Bose's Noise-Masking Sleep Buds Make White Noise & 10 Preloaded "Sleep Tracks" To Help You Drift Off

One of the most recognized names in audio is launching its newest release June 21 — and this one might just help you get more Z's.

Bose's noise-masking sleep buds are unlike anything they have released before. The tiny, white, wireless buds don't just block out outside noise, but also broadcast soothing sounds to help you fall asleep. The first Bose product to utilize noise-masking technology, acting not as noise-cancelling headphones, but something different altogether. The sole purpose of Bose's noise-masking sleep buds is to assist the user in obtaining a full night of sleep all night, every night.

The sleep buds are nothing less than a design and engineering feat. Per a press release, each sleep bud weighs just under one and a half grams, and measures just over one centimeter wide and high. The outside of each bud has a laser-etched antenna, ensuring reliable connectivity to a phone, tablet, or other device. A rechargeable silver-zinc battery, a small transducer, and a micro-circuit board with flash memory (for storing the pre-loaded noise-masking sound files) are housed inside each bud. Further, buds attach to a noise-isolating "StayHear+ Sleep" tip, which provides an additional line of defense against unwanted external sound. The tips are included in three sizes. They are soft, malleable, and effectively weightless. Plus, as they were created for sleeping, they can be worn comfortable regardless of the position in which you sleep.

Plus, each pair of buds comes with a charging case that equips them with up to 16 hours of unplugged battery life.

Bose sleepbuds are both iOS and Android compatible. They come with the Bose Sleep app, which makes their software easy to update, control, and personalize. Users can set an alarm for the morning, choose a sleeptrack and volume that works best. Just imagine: instead of hearing our snoring partner, you hear instantly hear gentle ocean waves; rustling leaves instead of the raucous of city streets; wind turbines instead of a noisy air conditioner.

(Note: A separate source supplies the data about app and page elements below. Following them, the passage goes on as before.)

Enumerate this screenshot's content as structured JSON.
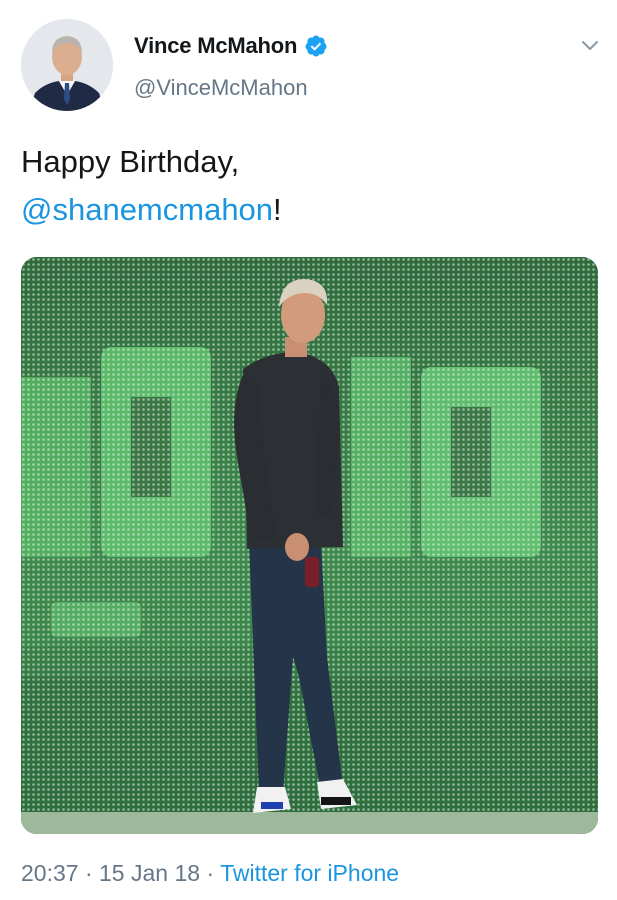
{
  "tweet": {
    "author": {
      "display_name": "Vince McMahon",
      "handle": "@VinceMcMahon",
      "verified": true,
      "avatar_icon": "avatar-photo"
    },
    "text_prefix": "Happy Birthday,",
    "mention": "@shanemcmahon",
    "text_suffix": "!",
    "media": {
      "description_icon": "photo-man-on-stage"
    },
    "time": "20:37",
    "date": "15 Jan 18",
    "separator": "·",
    "source": "Twitter for iPhone"
  },
  "colors": {
    "link": "#1b95e0",
    "secondary_text": "#657786",
    "primary_text": "#14171a",
    "verified_badge": "#1da1f2"
  }
}
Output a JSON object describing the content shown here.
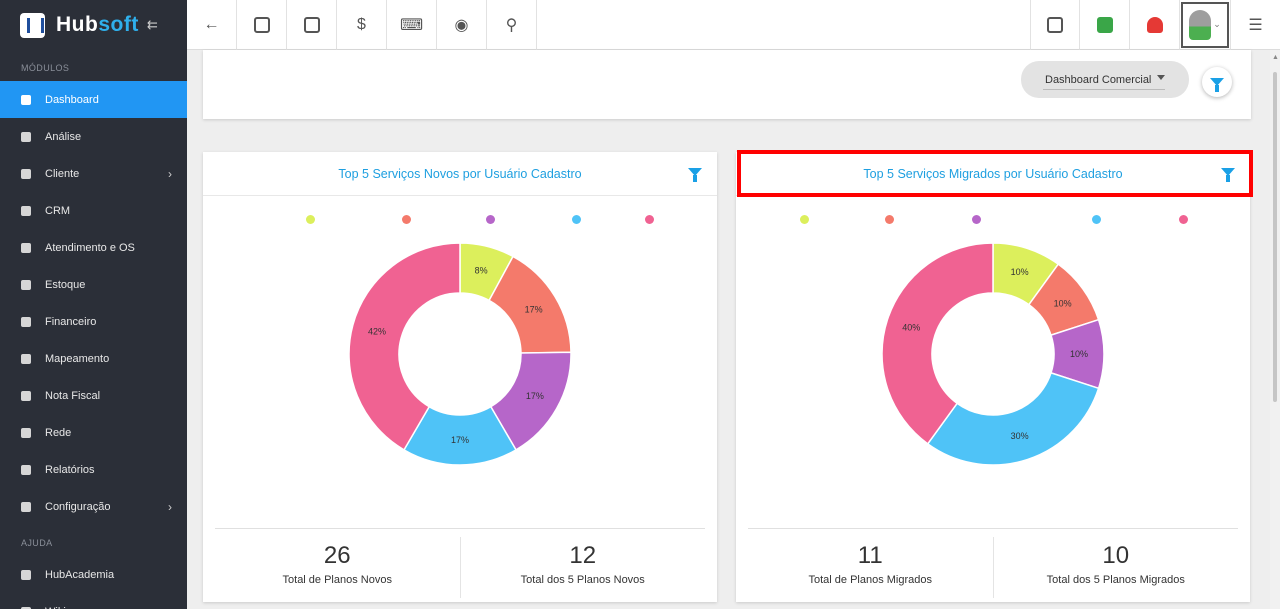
{
  "brand": {
    "name_main": "Hub",
    "name_accent": "soft"
  },
  "sidebar": {
    "section_modules": "MÓDULOS",
    "section_help": "AJUDA",
    "items": [
      {
        "label": "Dashboard",
        "active": true
      },
      {
        "label": "Análise"
      },
      {
        "label": "Cliente",
        "submenu": true
      },
      {
        "label": "CRM"
      },
      {
        "label": "Atendimento e OS"
      },
      {
        "label": "Estoque"
      },
      {
        "label": "Financeiro"
      },
      {
        "label": "Mapeamento"
      },
      {
        "label": "Nota Fiscal"
      },
      {
        "label": "Rede"
      },
      {
        "label": "Relatórios"
      },
      {
        "label": "Configuração",
        "submenu": true
      }
    ],
    "help_items": [
      {
        "label": "HubAcademia"
      },
      {
        "label": "Wiki"
      }
    ]
  },
  "topbar": {
    "left_icons": [
      "back-arrow-icon",
      "contact-card-icon",
      "calendar-clock-icon",
      "dollar-icon",
      "terminal-icon",
      "eye-icon",
      "search-icon"
    ],
    "right_icons": [
      "pdf-icon",
      "chat-check-icon",
      "alarm-bell-icon",
      "user-avatar-icon",
      "list-menu-icon"
    ]
  },
  "filter_bar": {
    "dashboard_select": "Dashboard Comercial"
  },
  "colors": {
    "accent": "#1e9fe0",
    "sidebar": "#2b2f38",
    "active": "#2196f3",
    "highlight": "#ff0000"
  },
  "cards": [
    {
      "title": "Top 5 Serviços Novos por Usuário Cadastro",
      "stats": [
        {
          "value": "26",
          "label": "Total de Planos Novos"
        },
        {
          "value": "12",
          "label": "Total dos 5 Planos Novos"
        }
      ]
    },
    {
      "title": "Top 5 Serviços Migrados por Usuário Cadastro",
      "stats": [
        {
          "value": "11",
          "label": "Total de Planos Migrados"
        },
        {
          "value": "10",
          "label": "Total dos 5 Planos Migrados"
        }
      ]
    }
  ],
  "chart_data": [
    {
      "type": "pie",
      "title": "Top 5 Serviços Novos por Usuário Cadastro",
      "categories": [
        "",
        "",
        "",
        "",
        ""
      ],
      "values": [
        8,
        17,
        17,
        17,
        42
      ],
      "labels": [
        "8%",
        "17%",
        "17%",
        "17%",
        "42%"
      ],
      "colors": [
        "#dcef5c",
        "#f47a6b",
        "#b666c9",
        "#4fc3f7",
        "#f06292"
      ]
    },
    {
      "type": "pie",
      "title": "Top 5 Serviços Migrados por Usuário Cadastro",
      "categories": [
        "",
        "",
        "",
        "",
        ""
      ],
      "values": [
        10,
        10,
        10,
        30,
        40
      ],
      "labels": [
        "10%",
        "10%",
        "10%",
        "30%",
        "40%"
      ],
      "colors": [
        "#dcef5c",
        "#f47a6b",
        "#b666c9",
        "#4fc3f7",
        "#f06292"
      ]
    }
  ]
}
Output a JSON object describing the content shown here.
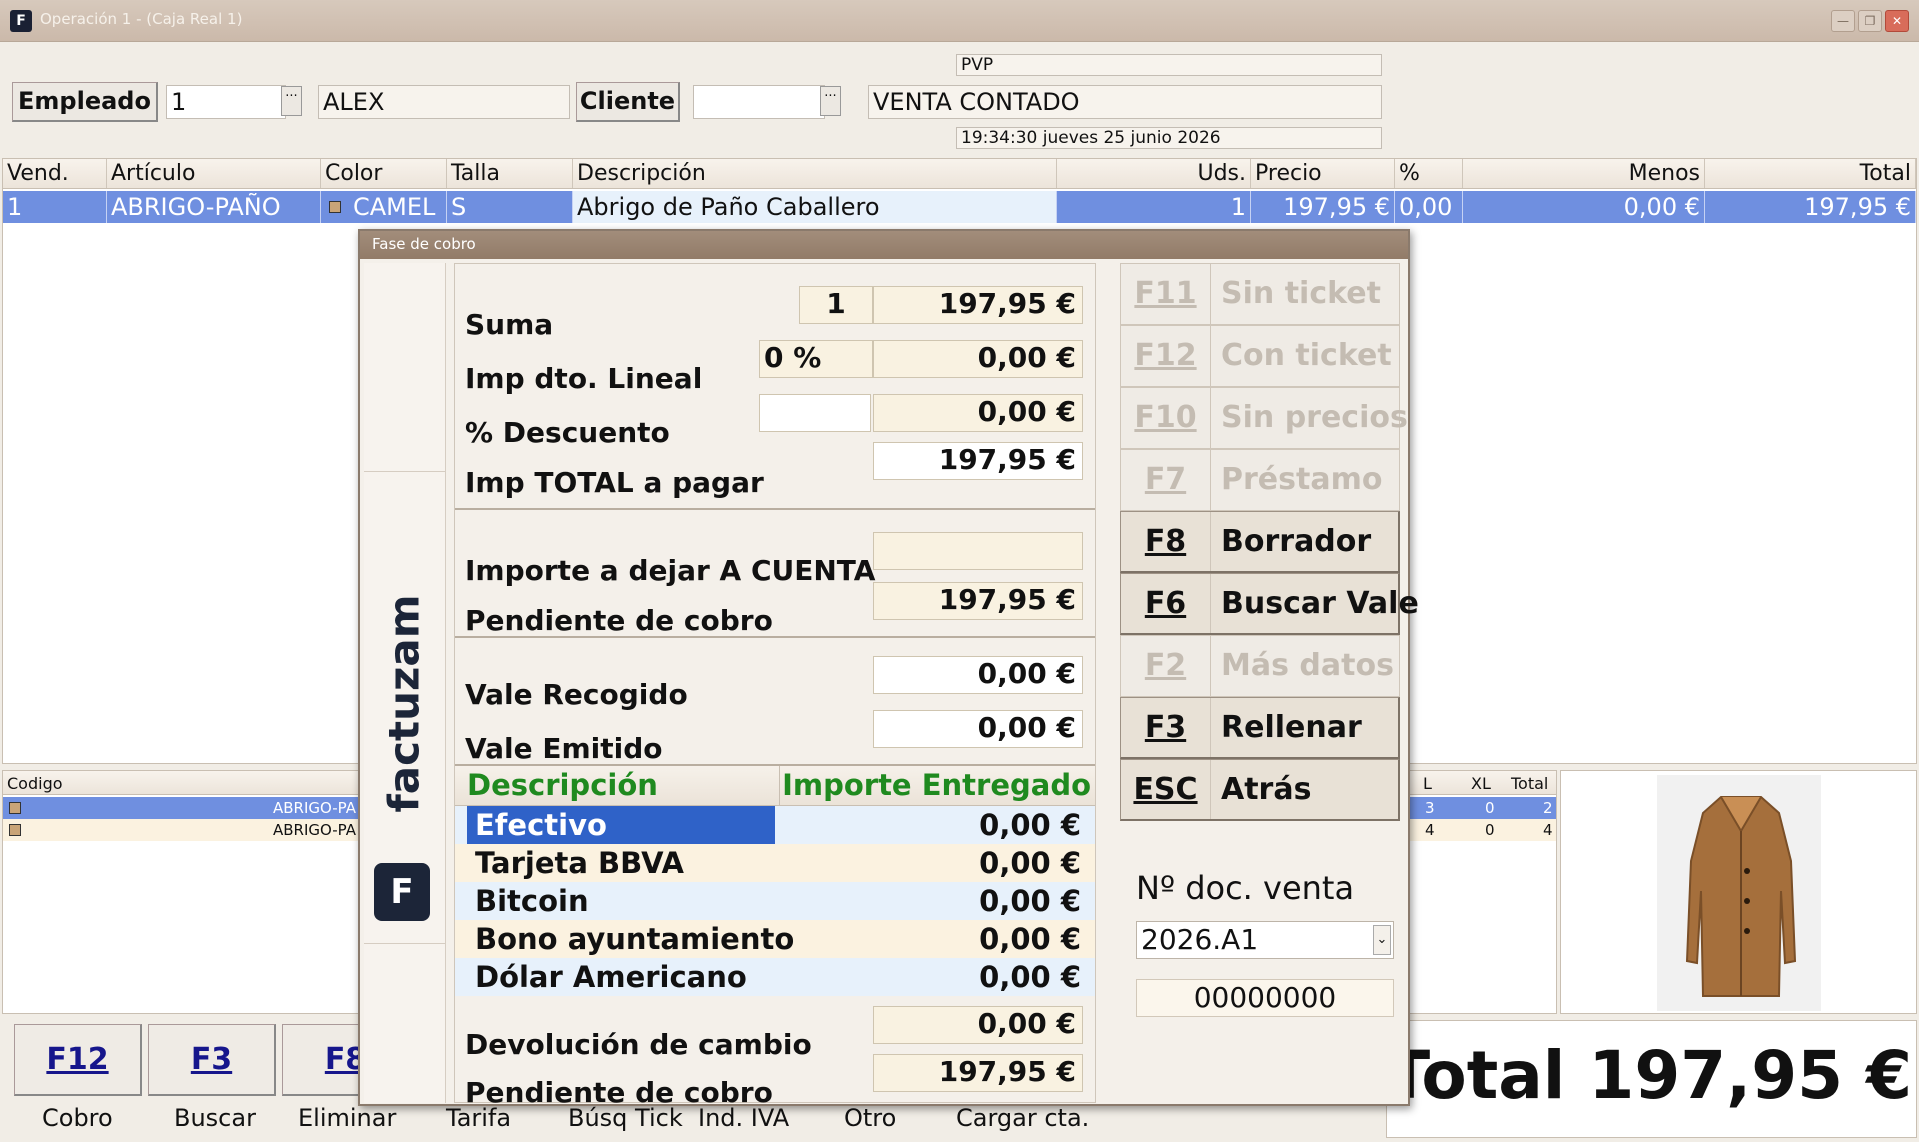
{
  "window": {
    "title": "Operación 1 - (Caja Real 1)",
    "app_icon": "F"
  },
  "header": {
    "empleado_btn": "Empleado",
    "empleado_code": "1",
    "empleado_name": "ALEX",
    "cliente_btn": "Cliente",
    "cliente_code": "",
    "tarifa": "PVP",
    "cliente_name": "VENTA CONTADO",
    "datetime": "19:34:30 jueves 25 junio 2026",
    "dots": "···"
  },
  "grid": {
    "headers": {
      "vend": "Vend.",
      "articulo": "Artículo",
      "color": "Color",
      "talla": "Talla",
      "descripcion": "Descripción",
      "uds": "Uds.",
      "precio": "Precio",
      "pct": "%",
      "menos": "Menos",
      "total": "Total"
    },
    "row": {
      "vend": "1",
      "articulo": "ABRIGO-PAÑO",
      "color": "CAMEL",
      "talla": "S",
      "descripcion": "Abrigo de Paño Caballero",
      "uds": "1",
      "precio": "197,95 €",
      "pct": "0,00",
      "menos": "0,00 €",
      "total": "197,95 €"
    }
  },
  "stock": {
    "code_header": "Codigo",
    "rows": [
      {
        "code": "ABRIGO-PA"
      },
      {
        "code": "ABRIGO-PA"
      }
    ],
    "size_headers": {
      "l": "L",
      "xl": "XL",
      "total": "Total"
    },
    "size_rows": [
      {
        "l": "3",
        "xl": "0",
        "total": "2"
      },
      {
        "l": "4",
        "xl": "0",
        "total": "4"
      }
    ]
  },
  "modal": {
    "title": "Fase de cobro",
    "brand": "factuzam",
    "brand_logo": "F",
    "suma_label": "Suma",
    "suma_qty": "1",
    "suma_value": "197,95 €",
    "dto_label": "Imp dto. Lineal",
    "dto_pct": "0 %",
    "dto_value": "0,00 €",
    "desc_label": "% Descuento",
    "desc_value": "0,00 €",
    "total_label": "Imp TOTAL a pagar",
    "total_value": "197,95 €",
    "cuenta_label": "Importe a dejar A CUENTA",
    "cuenta_value": "",
    "pendiente_label": "Pendiente de cobro",
    "pendiente_value": "197,95 €",
    "vale_recogido_label": "Vale Recogido",
    "vale_recogido_value": "0,00 €",
    "vale_emitido_label": "Vale Emitido",
    "vale_emitido_value": "0,00 €",
    "pay_header_desc": "Descripción",
    "pay_header_amount": "Importe Entregado",
    "payments": [
      {
        "desc": "Efectivo",
        "amount": "0,00 €"
      },
      {
        "desc": "Tarjeta BBVA",
        "amount": "0,00 €"
      },
      {
        "desc": "Bitcoin",
        "amount": "0,00 €"
      },
      {
        "desc": "Bono ayuntamiento",
        "amount": "0,00 €"
      },
      {
        "desc": "Dólar Americano",
        "amount": "0,00 €"
      }
    ],
    "devolucion_label": "Devolución de cambio",
    "devolucion_value": "0,00 €",
    "pendiente2_label": "Pendiente de cobro",
    "pendiente2_value": "197,95 €",
    "fkeys": [
      {
        "key": "F11",
        "label": "Sin ticket",
        "enabled": false
      },
      {
        "key": "F12",
        "label": "Con ticket",
        "enabled": false
      },
      {
        "key": "F10",
        "label": "Sin precios",
        "enabled": false
      },
      {
        "key": "F7",
        "label": "Préstamo",
        "enabled": false
      },
      {
        "key": "F8",
        "label": "Borrador",
        "enabled": true
      },
      {
        "key": "F6",
        "label": "Buscar Vale",
        "enabled": true
      },
      {
        "key": "F2",
        "label": "Más datos",
        "enabled": false
      },
      {
        "key": "F3",
        "label": "Rellenar",
        "enabled": true
      },
      {
        "key": "ESC",
        "label": "Atrás",
        "enabled": true
      }
    ],
    "doc_label": "Nº doc. venta",
    "doc_series": "2026.A1",
    "doc_number": "00000000"
  },
  "bottom": {
    "buttons": [
      {
        "key": "F12"
      },
      {
        "key": "F3"
      },
      {
        "key": "F8"
      }
    ],
    "labels": [
      "Cobro",
      "Buscar",
      "Eliminar",
      "Tarifa",
      "Búsq Tick",
      "Ind. IVA",
      "Otro",
      "Cargar cta."
    ],
    "total": "Total 197,95 €"
  },
  "colors": {
    "selection": "#6f8fe0",
    "accent_green": "#1f8a1f",
    "payment_selected": "#2f62c8"
  }
}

Prototypes of the Sleepbuds were originally released on Indiegogo last November. Every pair sold out in less than one week. After units were sent to customers in March of this year, Bose requested feedback from recipients before moving forward with universal release. The product underwent improvements based on the feedback received from Indiegogo, before their final release today.

Daniel Lee, a systems engineer behind Bose sleepbuds, provided some insight into the complexity of making sounds. "Noise-making," he explained, "is a science. It’s more than ambient sound or white noise. You can’t achieve it by simply turning up the volume on calming songs. And depending on the situation, it’s more effective than active noise cancelling — even ours... At night, you’re trying to shut down completely, and the world is naturally more quiet — and when it’s quiet, even the slightest sound seems loud. Bedside machines can’t cover it, earplugs can’t block it, and earbuds meant for sitting, standing, or moving can’t be worn for hours laying down — especially on your side. But Bose sleepbuds can. And if you’re someone who’s tried everything and nothing’s worked, or haven’t tried anything believing nothing will, we made them for you.”

Brian Mulcahey, the category director of Wellness at Bose, touched on the importance of releasing the sleep buds. "Sleep deprivation is a growing, global epidemic that impacts our lives and our health," he noted. To create the product, Mulcahey says the team at Bose, "...put together an incredible team of experts in noise management, acoustics, psychoacoustics, electronic miniaturization, wireless in-ear headphones, and neurology."

Mulcahey is on to something, as the longterm health effects of sleep deprivation are becoming more understood. Johns Hopkins Medicine reports sleep deprivation can be linked to everything from an increased risk of hypertension, heart disease, and diabetes, to a higher likelihood of developing depression and anxiety. Plus, research suggest sleep problems may intensify with age. So, if you are young and struggle to get your recommended eight hours per night, chances are this will not improve with time.

The hope of Bose is that the Sleepbuds will be a game-changer for those who struggle with sleep deprivation. Perhaps these little gadgets will revolutionize the sleep game.

One pair of Bose Sleepbuds retails for $249 at Bose stores, Bose online stores, and through select resellers.